"Today's U.S. Supreme Court decision striking down DOMA highlights the unfairness of Missouri laws that mandate unequal treatment of same-sex couples and their families," Tony Rothert, legal director of the ACLU-EM, says in a statement. "It increases our optimism that the Missouri Supreme Court will honor the commitment between Kelly Glossip and Dennis Engelhard and Corporal Engelhard's service to the people of this state for whom he gave his life."
via Twitter Civil Courts building in St. Louis.
And here's a message Mayor Francis Slay posted on Facebook today, saying that the Pride festivities this weekend are likely to be extra festive:
The Civil Courts building was wearing a rainbow of lights last night. A rainbow banner hangs beneath the City flag on the lawn outside my window. Crews are beginning to shape the route for a downtown parade and celebration. All, proudly.

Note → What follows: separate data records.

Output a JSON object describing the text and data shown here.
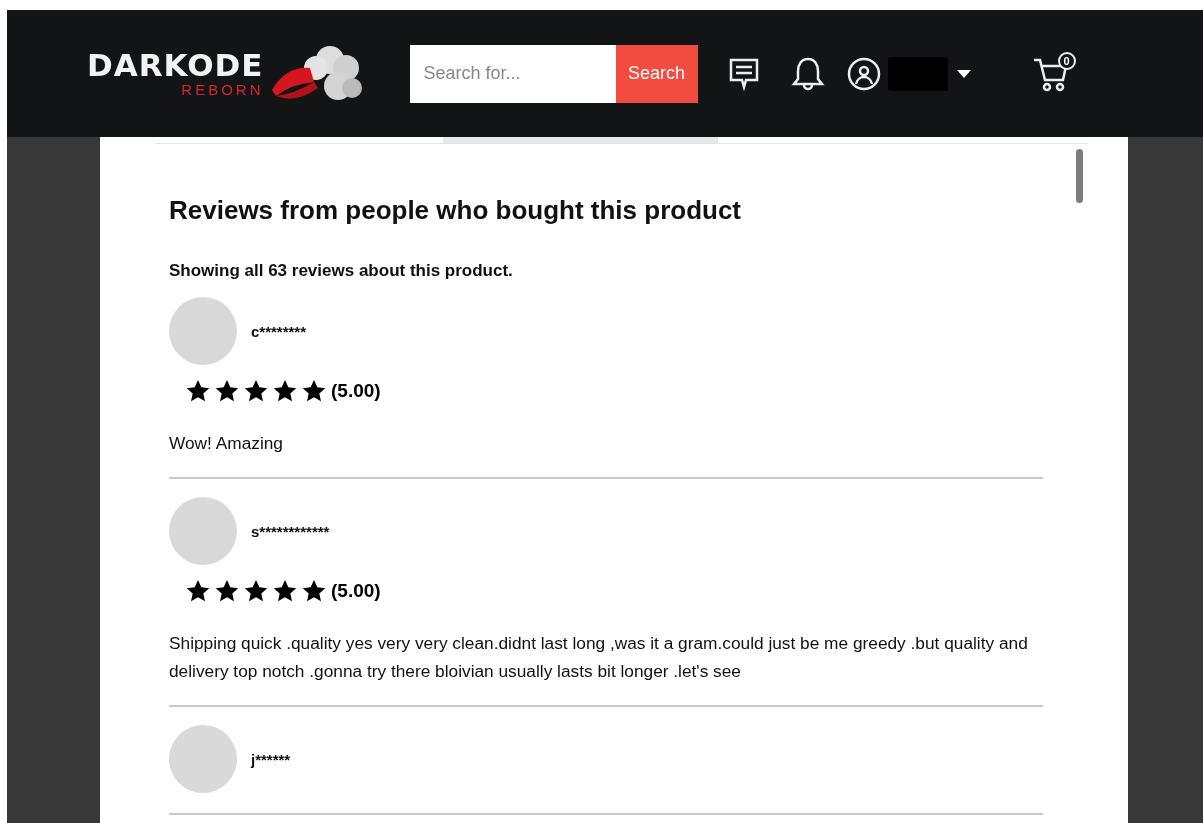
{
  "header": {
    "logo_title": "DARKODE",
    "logo_subtitle": "REBORN",
    "search": {
      "placeholder": "Search for...",
      "button": "Search"
    },
    "cart_count": "0"
  },
  "reviews_section": {
    "title": "Reviews from people who bought this product",
    "summary": "Showing all 63 reviews about this product.",
    "reviews": [
      {
        "user": "c********",
        "stars": 5,
        "rating": "(5.00)",
        "text": "Wow! Amazing"
      },
      {
        "user": "s************",
        "stars": 5,
        "rating": "(5.00)",
        "text": "Shipping quick .quality yes very very clean.didnt last long ,was it a gram.could just be me greedy .but quality and delivery top notch .gonna try there bloivian usually lasts bit longer .let's see"
      },
      {
        "user": "j******"
      }
    ]
  }
}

This is the background against which I learned this morning of the United States Supreme Court's decisions striking down some of the barriers against full civil rights for gay and lesbian Americans.
In 2009, I was one of the mayors who voted to commit the US Conference of Mayors to supporting marriage equality for same-sex couples so that such unions would have the same rights - family leave, retirement benefits, tax equity, and constitutional protection against discrimination - as heterosexual couples. Last year, I joined the mayors of nearly 100 US cities in a proactive campaign in support of the freedom of gay and lesbian couples to marry and to enjoy the full rights of married couples.
I said then, and I repeat it now: this is not only a matter of fairness (though it is certainly that). Cities are strengthened by their families. I want St. Louis to be the sort of diverse and open place in which all families, gay and straight, choose to live, create, and build businesses.
As residents of Missouri, we have some work to do. KC's Mayor Sly James is already an ally.
There will quite a party in St. Louis this weekend. We will be celebrating with PRIDE.